- [THE PROBLEM]:
The output should be all lines of the entries below in which the word "Layer" occurs.

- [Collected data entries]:

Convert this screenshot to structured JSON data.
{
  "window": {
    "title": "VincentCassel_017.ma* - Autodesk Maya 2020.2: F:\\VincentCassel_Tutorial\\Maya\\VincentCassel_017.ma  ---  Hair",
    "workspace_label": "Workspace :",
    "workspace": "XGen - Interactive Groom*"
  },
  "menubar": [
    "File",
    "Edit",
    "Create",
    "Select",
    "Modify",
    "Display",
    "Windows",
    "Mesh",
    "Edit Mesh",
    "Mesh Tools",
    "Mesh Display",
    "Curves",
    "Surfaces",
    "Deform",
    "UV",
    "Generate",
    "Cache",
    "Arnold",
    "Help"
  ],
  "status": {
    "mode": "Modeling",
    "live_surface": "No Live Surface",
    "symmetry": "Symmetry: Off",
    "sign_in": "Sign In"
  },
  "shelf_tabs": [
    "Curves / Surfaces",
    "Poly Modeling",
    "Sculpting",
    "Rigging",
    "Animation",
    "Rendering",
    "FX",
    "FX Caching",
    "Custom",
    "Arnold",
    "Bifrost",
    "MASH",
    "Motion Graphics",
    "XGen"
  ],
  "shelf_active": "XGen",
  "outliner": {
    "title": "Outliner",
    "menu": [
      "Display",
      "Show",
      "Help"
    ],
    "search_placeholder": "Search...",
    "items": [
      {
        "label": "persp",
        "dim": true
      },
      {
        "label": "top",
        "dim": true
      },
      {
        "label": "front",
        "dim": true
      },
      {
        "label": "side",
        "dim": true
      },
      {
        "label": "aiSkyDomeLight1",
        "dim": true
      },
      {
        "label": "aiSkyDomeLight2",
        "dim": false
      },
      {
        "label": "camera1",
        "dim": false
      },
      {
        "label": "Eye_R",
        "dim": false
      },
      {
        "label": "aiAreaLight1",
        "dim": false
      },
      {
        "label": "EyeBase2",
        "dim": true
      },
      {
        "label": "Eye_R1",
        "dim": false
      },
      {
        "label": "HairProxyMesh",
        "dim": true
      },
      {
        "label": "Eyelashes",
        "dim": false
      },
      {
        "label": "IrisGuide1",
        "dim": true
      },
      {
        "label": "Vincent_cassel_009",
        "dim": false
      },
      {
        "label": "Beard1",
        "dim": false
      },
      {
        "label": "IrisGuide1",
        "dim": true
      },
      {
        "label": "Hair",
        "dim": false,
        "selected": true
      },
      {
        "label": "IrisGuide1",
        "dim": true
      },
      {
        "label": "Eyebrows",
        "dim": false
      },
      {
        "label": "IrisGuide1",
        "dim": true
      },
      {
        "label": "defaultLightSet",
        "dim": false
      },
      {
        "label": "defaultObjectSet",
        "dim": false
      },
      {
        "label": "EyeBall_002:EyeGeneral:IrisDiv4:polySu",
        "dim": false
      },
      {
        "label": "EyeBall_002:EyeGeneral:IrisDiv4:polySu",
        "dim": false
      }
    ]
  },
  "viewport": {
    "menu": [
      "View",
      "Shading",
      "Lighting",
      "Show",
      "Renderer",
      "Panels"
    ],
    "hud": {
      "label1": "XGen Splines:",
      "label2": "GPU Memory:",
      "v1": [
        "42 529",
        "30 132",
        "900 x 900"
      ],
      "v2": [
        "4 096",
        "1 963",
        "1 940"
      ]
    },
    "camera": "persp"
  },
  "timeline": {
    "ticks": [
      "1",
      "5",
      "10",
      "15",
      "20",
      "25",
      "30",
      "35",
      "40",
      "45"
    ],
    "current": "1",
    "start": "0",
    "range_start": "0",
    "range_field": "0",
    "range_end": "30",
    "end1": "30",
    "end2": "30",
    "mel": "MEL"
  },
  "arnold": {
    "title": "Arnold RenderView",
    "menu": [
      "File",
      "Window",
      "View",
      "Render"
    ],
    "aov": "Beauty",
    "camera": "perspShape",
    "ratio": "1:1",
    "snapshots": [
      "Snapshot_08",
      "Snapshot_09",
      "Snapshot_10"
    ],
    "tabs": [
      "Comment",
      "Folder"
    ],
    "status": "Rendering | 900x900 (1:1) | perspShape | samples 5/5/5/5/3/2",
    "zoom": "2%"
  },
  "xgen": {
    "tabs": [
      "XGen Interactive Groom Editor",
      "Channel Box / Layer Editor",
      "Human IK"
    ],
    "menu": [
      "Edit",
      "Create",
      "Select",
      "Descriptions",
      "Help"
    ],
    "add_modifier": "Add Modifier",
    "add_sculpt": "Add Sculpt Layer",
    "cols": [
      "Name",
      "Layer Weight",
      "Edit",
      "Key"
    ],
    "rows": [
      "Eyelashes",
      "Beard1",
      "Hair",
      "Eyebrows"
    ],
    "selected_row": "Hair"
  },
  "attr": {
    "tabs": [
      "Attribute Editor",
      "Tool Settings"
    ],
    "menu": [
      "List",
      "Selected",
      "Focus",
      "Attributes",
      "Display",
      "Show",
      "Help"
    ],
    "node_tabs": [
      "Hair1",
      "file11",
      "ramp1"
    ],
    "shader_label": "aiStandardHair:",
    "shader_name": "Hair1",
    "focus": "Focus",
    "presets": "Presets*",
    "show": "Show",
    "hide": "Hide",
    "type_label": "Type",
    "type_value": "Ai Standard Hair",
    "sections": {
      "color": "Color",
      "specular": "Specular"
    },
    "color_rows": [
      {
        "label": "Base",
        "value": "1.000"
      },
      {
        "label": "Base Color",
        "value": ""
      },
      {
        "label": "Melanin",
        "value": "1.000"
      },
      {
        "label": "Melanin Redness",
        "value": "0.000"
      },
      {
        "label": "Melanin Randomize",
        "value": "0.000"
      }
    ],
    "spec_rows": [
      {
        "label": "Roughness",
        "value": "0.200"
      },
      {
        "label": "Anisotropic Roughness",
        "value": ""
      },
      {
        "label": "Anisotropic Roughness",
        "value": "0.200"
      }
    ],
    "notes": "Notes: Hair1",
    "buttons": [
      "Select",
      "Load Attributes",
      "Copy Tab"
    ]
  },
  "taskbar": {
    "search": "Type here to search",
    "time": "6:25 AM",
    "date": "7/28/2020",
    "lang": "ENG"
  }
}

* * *

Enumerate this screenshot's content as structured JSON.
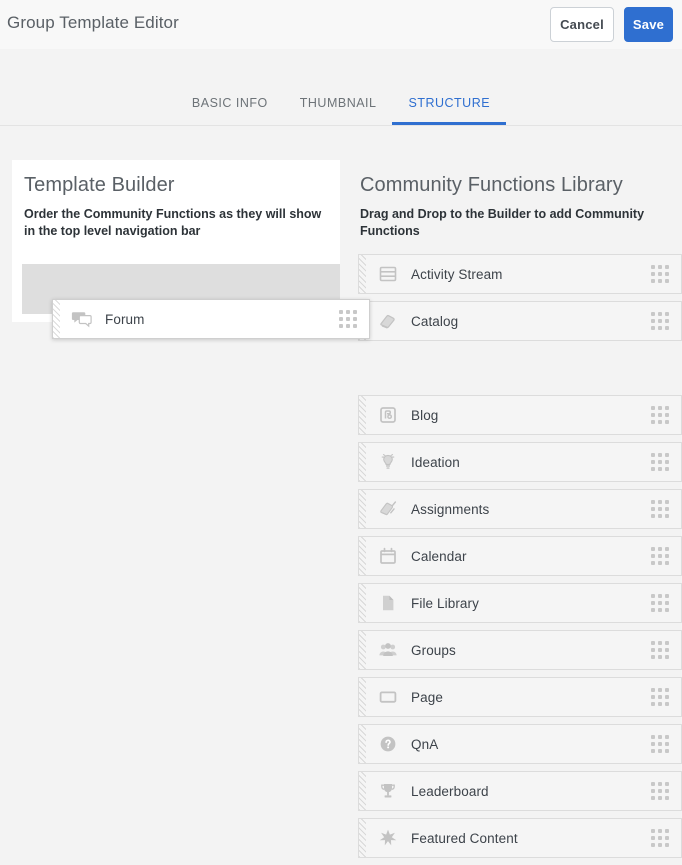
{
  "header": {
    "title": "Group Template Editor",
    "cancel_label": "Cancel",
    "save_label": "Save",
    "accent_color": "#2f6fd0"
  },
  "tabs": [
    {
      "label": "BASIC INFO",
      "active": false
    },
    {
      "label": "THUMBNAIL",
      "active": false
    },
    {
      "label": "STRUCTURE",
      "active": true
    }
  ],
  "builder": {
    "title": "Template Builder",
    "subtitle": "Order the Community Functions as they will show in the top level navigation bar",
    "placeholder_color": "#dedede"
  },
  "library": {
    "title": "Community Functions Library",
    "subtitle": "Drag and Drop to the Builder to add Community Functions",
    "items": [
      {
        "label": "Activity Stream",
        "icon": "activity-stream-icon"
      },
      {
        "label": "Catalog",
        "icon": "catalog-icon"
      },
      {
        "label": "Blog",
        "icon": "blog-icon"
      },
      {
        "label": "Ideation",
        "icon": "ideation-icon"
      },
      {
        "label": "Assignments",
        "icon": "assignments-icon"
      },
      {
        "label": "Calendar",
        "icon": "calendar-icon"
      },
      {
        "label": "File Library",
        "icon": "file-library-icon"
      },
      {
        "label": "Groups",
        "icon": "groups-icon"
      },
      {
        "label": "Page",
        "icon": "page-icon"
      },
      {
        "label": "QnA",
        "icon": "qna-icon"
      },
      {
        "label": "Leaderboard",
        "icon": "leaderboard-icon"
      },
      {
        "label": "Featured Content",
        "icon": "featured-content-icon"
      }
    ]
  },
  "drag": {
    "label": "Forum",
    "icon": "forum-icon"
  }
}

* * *

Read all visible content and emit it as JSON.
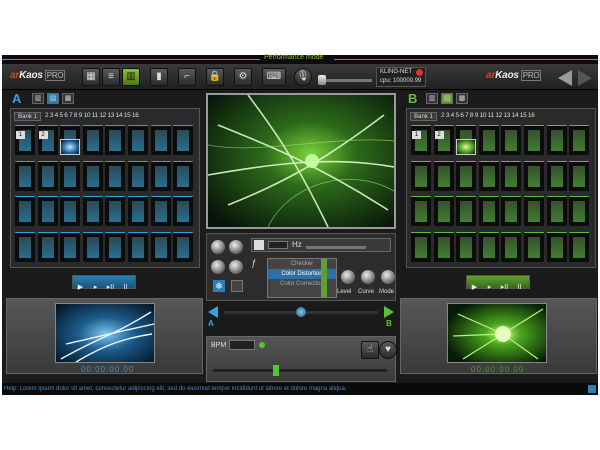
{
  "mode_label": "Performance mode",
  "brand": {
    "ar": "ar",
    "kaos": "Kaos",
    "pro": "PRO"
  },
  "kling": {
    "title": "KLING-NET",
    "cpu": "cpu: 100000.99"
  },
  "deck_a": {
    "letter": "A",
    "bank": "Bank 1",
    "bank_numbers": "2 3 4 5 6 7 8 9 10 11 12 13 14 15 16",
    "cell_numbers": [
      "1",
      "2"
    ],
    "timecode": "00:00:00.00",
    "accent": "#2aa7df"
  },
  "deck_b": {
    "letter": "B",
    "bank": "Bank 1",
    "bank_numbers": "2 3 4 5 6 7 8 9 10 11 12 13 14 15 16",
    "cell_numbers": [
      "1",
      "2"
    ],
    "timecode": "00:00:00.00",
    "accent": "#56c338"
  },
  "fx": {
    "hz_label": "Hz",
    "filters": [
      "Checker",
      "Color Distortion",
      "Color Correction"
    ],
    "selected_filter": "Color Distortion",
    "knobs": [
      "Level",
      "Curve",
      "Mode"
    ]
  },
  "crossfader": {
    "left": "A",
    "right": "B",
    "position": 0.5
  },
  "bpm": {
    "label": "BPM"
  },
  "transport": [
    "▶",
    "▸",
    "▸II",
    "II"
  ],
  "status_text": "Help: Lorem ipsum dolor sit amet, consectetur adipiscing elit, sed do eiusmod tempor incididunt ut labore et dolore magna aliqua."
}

- [RESPONSE]:
      "Channel Box / Layer Editor",
    "add_sculpt": "Add Sculpt Layer",
      "Layer Weight",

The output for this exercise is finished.